Open Source software is more collaborative, and anyone with programming skills can see how it’s put together, contribute code, improve on what’s there, add features they think are missing. Because it’s wide open, it is generally available free of charge.
Your computer probably came loaded with a bunch of software, and then maybe you bought some more. If you own your own computer, or belong to a community group though, you can probably use whatever software you choose.
If you work in a government department or large corporation the IT support people probably lock down your computer and prevent you from installing or using anything they don’t approve.
Open Source Software
Because commercial software generally costs money it’s usually ‘locked up’ so that those with programming skills can’t get into how it works. The source code is usually a closely guarded secret.
Open Source software though is different: it’s more collaborative, and anyone with programming skills can see how it’s put together, contribute code, improve on what’s there, add features they think are missing. Because it’s wide open, it is generally available free of charge.
Alternatives to costly packages
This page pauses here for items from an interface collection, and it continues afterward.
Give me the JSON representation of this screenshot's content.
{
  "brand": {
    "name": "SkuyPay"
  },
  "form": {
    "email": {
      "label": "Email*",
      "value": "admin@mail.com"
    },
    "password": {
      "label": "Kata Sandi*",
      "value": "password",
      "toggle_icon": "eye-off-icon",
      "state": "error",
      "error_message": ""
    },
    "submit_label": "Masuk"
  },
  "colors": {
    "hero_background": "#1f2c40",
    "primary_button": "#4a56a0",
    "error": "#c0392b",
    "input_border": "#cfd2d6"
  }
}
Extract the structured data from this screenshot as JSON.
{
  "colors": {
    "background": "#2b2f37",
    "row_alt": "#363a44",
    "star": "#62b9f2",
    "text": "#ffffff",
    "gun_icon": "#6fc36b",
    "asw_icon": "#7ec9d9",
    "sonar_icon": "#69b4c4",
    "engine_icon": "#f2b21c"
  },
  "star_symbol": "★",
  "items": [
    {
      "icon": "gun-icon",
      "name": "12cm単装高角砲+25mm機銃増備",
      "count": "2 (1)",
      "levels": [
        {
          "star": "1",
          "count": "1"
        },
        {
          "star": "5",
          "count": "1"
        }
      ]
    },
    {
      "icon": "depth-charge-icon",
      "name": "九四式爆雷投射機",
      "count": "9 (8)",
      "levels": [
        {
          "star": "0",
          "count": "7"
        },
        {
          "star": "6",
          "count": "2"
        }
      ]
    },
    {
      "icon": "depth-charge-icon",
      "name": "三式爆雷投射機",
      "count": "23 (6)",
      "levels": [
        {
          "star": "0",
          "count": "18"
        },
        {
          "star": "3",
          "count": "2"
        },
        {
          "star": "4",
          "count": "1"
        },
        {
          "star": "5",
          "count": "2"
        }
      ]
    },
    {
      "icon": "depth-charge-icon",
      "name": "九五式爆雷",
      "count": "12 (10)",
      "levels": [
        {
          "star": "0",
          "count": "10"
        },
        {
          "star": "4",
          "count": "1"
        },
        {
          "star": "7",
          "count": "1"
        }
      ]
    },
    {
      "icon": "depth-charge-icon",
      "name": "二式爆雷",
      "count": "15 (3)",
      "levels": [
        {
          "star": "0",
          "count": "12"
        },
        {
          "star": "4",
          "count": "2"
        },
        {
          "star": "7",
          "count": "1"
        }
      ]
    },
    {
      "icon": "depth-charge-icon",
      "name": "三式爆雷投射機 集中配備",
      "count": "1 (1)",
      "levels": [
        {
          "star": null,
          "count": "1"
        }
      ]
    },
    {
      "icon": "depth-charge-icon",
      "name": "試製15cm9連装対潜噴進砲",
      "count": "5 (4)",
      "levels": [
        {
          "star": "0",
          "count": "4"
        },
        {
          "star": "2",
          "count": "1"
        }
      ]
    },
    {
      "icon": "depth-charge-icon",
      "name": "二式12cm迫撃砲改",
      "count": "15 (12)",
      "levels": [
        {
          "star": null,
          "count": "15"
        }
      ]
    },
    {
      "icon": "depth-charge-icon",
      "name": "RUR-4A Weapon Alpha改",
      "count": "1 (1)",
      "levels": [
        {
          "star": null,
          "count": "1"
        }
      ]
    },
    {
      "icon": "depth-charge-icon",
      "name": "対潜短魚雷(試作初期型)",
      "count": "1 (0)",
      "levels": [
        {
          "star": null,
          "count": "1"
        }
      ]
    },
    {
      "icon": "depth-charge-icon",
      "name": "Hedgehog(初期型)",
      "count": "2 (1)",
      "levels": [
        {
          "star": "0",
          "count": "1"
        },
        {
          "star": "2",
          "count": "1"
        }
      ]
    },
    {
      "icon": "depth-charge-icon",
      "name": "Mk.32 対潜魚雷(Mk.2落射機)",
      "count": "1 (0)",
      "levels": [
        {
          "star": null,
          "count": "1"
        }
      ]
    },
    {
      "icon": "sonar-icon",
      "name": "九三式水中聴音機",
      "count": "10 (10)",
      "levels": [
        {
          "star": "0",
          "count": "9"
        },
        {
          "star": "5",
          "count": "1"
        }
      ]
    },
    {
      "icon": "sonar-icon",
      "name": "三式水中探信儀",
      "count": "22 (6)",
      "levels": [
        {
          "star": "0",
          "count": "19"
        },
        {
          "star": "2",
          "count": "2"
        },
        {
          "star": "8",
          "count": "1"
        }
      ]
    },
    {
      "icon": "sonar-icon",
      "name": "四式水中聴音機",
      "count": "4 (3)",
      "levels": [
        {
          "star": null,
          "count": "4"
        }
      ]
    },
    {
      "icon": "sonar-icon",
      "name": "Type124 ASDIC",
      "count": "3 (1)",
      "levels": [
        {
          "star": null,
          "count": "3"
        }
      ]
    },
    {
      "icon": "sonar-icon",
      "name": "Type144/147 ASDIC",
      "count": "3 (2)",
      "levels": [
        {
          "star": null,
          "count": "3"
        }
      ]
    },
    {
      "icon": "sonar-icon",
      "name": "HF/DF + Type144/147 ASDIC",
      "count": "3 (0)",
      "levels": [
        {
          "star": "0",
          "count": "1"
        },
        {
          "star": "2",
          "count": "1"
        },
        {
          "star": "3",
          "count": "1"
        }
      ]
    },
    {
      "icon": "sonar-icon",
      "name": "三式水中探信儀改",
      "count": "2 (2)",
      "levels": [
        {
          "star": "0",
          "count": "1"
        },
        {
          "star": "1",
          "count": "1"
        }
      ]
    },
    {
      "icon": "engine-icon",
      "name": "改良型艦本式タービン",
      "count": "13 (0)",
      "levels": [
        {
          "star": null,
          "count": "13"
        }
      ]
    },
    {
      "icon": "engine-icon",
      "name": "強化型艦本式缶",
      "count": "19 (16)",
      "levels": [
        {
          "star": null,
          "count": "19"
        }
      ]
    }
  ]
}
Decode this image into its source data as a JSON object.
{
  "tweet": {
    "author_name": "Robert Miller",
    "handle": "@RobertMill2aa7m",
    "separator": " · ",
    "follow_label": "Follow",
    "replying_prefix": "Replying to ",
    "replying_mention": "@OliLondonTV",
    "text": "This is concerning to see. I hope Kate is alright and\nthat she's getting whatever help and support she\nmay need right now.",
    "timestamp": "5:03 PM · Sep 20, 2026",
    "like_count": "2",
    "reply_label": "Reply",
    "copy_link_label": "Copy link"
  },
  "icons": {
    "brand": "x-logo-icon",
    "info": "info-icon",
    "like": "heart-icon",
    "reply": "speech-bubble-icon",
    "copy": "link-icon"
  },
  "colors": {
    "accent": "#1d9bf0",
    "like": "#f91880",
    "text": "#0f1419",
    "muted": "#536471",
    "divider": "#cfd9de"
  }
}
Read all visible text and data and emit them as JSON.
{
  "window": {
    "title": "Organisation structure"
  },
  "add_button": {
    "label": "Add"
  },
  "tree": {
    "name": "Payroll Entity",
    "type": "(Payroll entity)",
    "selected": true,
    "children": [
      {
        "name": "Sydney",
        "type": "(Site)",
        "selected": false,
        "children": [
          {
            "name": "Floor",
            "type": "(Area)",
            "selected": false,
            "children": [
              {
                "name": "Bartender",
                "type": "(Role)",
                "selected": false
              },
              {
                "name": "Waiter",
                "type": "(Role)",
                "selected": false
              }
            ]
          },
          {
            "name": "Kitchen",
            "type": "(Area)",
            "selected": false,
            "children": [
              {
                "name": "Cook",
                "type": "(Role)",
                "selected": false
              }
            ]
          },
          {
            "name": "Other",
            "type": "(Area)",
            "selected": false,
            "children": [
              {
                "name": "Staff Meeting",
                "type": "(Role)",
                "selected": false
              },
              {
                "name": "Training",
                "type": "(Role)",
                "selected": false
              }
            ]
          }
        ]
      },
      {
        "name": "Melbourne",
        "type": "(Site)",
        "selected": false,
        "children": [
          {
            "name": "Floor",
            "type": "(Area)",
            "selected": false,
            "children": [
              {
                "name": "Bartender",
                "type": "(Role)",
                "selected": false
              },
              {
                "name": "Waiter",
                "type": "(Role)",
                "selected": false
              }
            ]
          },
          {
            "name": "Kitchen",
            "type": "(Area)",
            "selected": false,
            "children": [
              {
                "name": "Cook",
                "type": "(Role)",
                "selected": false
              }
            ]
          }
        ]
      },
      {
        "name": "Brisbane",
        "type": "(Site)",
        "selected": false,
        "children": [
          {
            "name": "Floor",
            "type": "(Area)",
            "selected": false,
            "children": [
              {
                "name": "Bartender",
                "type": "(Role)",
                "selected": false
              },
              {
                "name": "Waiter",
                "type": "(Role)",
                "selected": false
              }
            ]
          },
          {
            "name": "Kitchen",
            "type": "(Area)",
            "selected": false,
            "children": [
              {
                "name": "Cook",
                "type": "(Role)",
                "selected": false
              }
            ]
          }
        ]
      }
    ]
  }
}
For example, you may like to try out NeoOffice or OpenOffice.org software instead of Microsoft Office.
If you need to create PDF files, PDFCreator allows Windows users to print straight to PDF. (Mac users — this is already built in to Mac OS X.)
Wikipedia has a fine list of open source software packages.
Start your search there, or look at a reputable software listing site such as Versiontracker.
Beware downloading software from sites that have huge discounts on commercial software: they are likely offering pirated (stolen) software and may add a hidden surprise in the form of a virus or other malware along with the download.
Written for and reproduced from CommunityNet Aotearoa Panui, June 2007, and may have been modified from the original.